Three Busts on a Capital
Egyptian, Classical, Ancient Near Eastern Art
Many of the forgeries in this exhibition have Christian themes, probably because they were intended for American and European markets. The standing female figure here, for example, holds a cross. The way she holds it has no parallels in early Christian Egypt, however, nor does the omission of details on the back of her head and dress. Moreover, she has hair and eyes like those on other forgeries. The other two pieces here were carved in a poor quality stone not used in antiquity; they may be by the same hand. One appears to show Mary and the Christ child with Joseph. The figures are badly proportioned, and the plants draped along the arches above them make no sense.

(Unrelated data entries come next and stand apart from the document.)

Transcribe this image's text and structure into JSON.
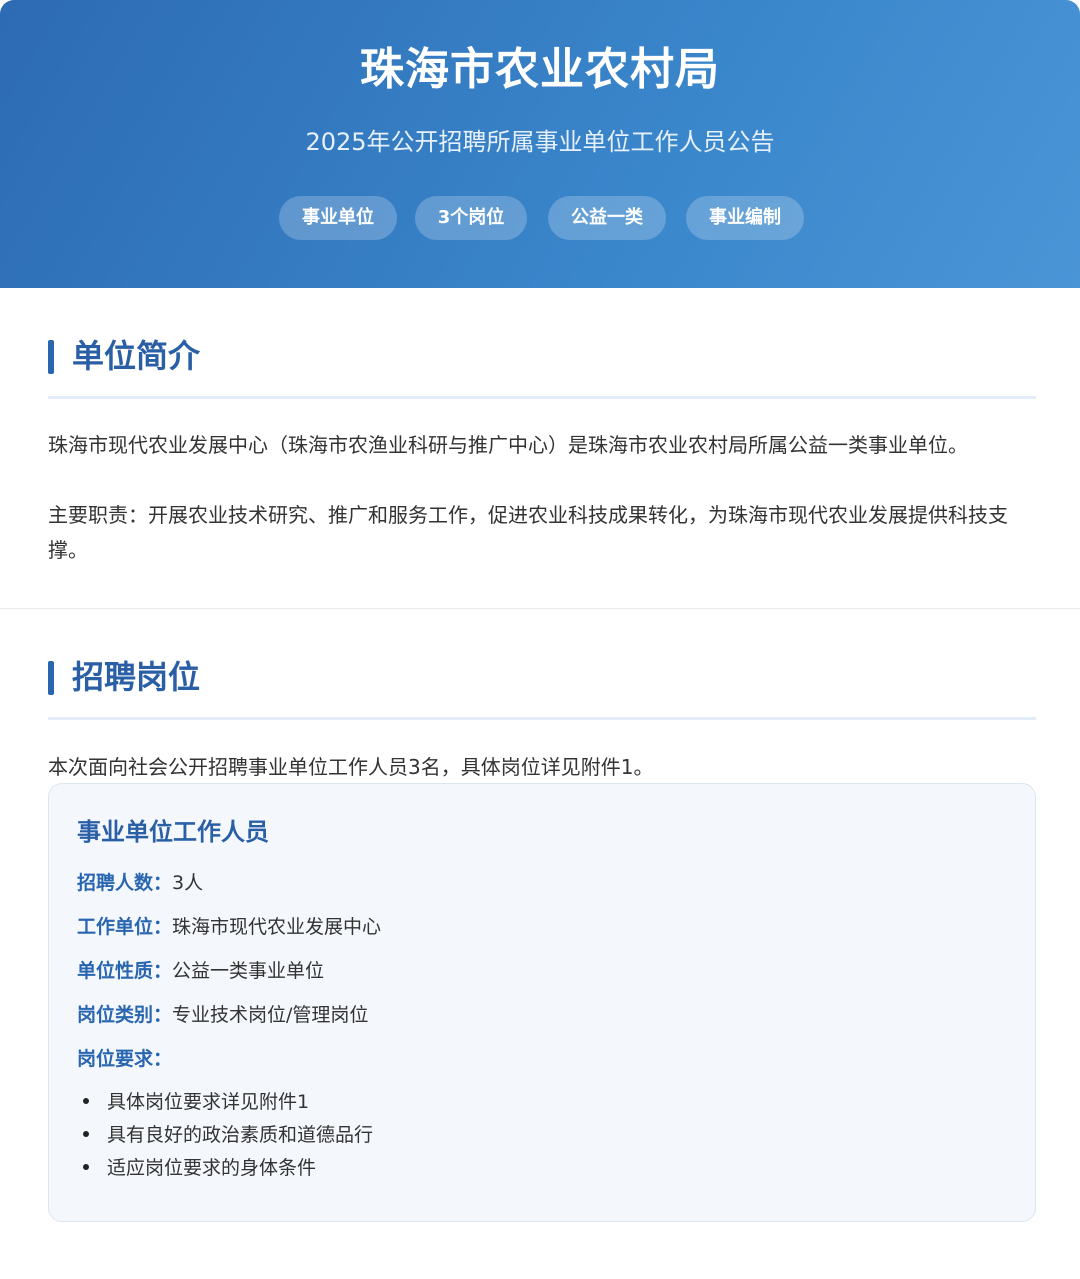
{
  "header": {
    "title": "珠海市农业农村局",
    "subtitle": "2025年公开招聘所属事业单位工作人员公告",
    "tags": [
      "事业单位",
      "3个岗位",
      "公益一类",
      "事业编制"
    ]
  },
  "intro": {
    "heading": "单位简介",
    "paragraph1": "珠海市现代农业发展中心（珠海市农渔业科研与推广中心）是珠海市农业农村局所属公益一类事业单位。",
    "paragraph2": "主要职责：开展农业技术研究、推广和服务工作，促进农业科技成果转化，为珠海市现代农业发展提供科技支撑。"
  },
  "positions": {
    "heading": "招聘岗位",
    "summary": "本次面向社会公开招聘事业单位工作人员3名，具体岗位详见附件1。",
    "card": {
      "title": "事业单位工作人员",
      "rows": [
        {
          "label": "招聘人数：",
          "value": "3人"
        },
        {
          "label": "工作单位：",
          "value": "珠海市现代农业发展中心"
        },
        {
          "label": "单位性质：",
          "value": "公益一类事业单位"
        },
        {
          "label": "岗位类别：",
          "value": "专业技术岗位/管理岗位"
        },
        {
          "label": "岗位要求：",
          "value": ""
        }
      ],
      "requirements": [
        "具体岗位要求详见附件1",
        "具有良好的政治素质和道德品行",
        "适应岗位要求的身体条件"
      ]
    }
  }
}
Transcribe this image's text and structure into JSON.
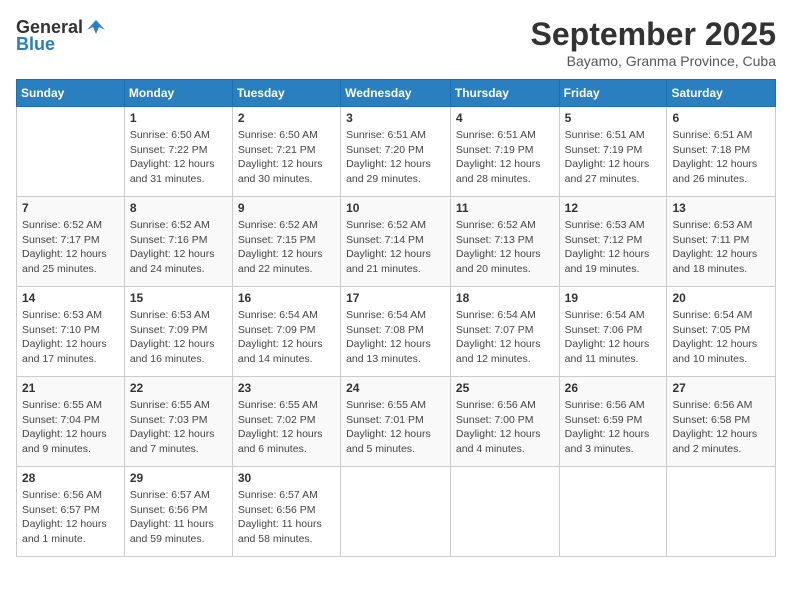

On the other piece, three heads appear, most implausibly, atop a column capital.
Possible Place Made: Egypt
20th century (probably)
9 1/4 x 16 9/16 x 3 7/8 in. (23.5 x 42 x 9.8 cm) (show scale)
This item is not on view
Charles Edwin Wilbour Fund
You may download and use Brooklyn Museum images of this three-dimensional work in accordance with a Creative Commons license
. Fair use, as understood under the United States Copyright Act, may also apply.
Please include caption information from this page and credit the Brooklyn Museum. If you need a high resolution file, please fill out our online application form
For further information about copyright, we recommend resources at the United States Library of Congress
, Cornell University
, Copyright and Cultural Institutions: Guidelines for U.S. Libraries, Archives, and Museums
, and Copyright Watch
For more information about the Museum's rights project, including how rights types are assigned, please see our blog posts on copyright
If you have any information regarding this work and rights to it, please contact email@example.com
Three Busts on a Capital, 20th century (probably). Nummulitic limestone, 9 1/4 x 16 9/16 x 3 7/8 in. (23.5 x 42 x 9.8 cm). Brooklyn Museum, Charles Edwin Wilbour Fund, 72.10. Creative Commons-BY (Photo: , 77.129_detail1_PS1.jpg)
"CUR" at the beginning of an image file name means that the image was created by a curatorial staff member. These study images may be digital point-and-shoot photographs, when we don\'t yet have high-quality studio photography, or they may be scans of older negatives, slides, or photographic prints, providing historical documentation of the object.
Not every record you will find here is complete. More information is available for some works than for others, and some entries have been updated more recently. Records are frequently reviewed and revised, and we welcome
any additional information you might have.